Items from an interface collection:
______
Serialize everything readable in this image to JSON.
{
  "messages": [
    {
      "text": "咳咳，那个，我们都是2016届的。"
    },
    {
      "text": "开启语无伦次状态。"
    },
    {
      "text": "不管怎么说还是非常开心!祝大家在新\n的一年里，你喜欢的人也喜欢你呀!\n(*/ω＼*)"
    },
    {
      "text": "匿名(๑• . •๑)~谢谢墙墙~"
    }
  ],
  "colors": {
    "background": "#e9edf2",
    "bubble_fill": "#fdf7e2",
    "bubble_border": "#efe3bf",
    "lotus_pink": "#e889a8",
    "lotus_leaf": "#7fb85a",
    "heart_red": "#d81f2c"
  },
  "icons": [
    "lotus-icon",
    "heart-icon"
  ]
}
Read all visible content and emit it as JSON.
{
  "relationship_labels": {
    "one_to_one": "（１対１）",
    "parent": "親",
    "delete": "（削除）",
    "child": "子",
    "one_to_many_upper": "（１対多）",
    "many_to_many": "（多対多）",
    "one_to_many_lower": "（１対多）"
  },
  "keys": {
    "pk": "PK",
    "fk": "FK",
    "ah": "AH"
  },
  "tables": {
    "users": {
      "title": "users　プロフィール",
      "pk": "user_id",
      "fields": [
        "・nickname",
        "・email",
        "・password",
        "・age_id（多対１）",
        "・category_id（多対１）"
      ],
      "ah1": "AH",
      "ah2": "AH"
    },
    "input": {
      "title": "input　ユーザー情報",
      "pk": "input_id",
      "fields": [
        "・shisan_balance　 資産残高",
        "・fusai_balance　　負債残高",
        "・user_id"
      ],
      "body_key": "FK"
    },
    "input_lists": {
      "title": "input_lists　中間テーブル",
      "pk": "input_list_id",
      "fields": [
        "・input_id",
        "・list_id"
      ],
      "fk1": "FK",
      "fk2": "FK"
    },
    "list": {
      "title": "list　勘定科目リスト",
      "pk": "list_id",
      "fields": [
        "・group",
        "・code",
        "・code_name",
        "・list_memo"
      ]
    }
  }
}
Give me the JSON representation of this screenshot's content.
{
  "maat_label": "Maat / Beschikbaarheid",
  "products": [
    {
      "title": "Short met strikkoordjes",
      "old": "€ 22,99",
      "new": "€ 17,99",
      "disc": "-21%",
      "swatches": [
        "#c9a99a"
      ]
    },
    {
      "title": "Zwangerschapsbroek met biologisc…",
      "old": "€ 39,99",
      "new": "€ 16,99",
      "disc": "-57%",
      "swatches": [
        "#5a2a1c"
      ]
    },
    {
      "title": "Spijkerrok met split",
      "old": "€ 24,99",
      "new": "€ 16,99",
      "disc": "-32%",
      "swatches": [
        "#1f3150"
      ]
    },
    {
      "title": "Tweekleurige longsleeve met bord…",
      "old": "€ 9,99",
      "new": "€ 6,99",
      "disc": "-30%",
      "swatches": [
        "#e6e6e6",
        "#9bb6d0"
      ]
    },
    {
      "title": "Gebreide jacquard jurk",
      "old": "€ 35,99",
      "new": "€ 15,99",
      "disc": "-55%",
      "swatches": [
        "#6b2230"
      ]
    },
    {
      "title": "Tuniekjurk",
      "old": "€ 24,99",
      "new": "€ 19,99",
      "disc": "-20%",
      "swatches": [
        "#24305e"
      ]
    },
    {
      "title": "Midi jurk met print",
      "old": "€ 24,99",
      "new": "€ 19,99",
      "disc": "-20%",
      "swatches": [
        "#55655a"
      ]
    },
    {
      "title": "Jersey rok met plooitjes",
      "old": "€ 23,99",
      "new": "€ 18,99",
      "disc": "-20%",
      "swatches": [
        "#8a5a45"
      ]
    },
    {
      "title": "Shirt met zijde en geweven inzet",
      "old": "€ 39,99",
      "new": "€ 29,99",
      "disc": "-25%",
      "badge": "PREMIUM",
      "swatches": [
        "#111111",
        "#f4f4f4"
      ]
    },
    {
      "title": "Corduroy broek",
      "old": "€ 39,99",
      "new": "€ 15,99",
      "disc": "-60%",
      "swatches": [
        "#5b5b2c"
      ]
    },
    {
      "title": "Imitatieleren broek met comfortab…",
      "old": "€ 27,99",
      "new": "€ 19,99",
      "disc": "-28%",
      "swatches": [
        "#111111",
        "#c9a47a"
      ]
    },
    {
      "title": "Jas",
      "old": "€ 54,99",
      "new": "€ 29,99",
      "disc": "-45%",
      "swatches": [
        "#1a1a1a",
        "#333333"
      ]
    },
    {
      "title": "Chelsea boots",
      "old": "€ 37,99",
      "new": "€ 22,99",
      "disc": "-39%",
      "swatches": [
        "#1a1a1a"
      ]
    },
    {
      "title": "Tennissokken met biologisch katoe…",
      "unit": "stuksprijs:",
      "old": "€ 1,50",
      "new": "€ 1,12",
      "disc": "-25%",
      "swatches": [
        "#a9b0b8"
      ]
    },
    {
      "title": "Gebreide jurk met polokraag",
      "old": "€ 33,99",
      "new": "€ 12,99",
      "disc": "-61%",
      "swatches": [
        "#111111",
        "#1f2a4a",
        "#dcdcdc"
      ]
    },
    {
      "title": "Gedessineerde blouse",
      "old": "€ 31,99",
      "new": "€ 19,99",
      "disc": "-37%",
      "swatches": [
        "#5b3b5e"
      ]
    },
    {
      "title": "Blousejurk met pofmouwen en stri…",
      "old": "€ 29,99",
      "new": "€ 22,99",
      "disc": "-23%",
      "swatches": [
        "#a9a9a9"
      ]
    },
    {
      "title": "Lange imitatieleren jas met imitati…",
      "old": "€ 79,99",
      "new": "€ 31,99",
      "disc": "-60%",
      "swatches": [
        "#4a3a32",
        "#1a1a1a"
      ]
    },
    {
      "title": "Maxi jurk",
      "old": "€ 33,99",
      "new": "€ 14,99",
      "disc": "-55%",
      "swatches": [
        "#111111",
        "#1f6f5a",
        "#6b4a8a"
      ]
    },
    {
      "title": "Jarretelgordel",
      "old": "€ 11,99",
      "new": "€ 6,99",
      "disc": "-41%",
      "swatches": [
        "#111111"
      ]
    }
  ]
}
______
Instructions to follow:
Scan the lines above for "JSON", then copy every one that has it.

Task output:
Serialize everything readable in this image to JSON.
Read all visible content and emit it as JSON.
Give me the JSON representation of this screenshot's content.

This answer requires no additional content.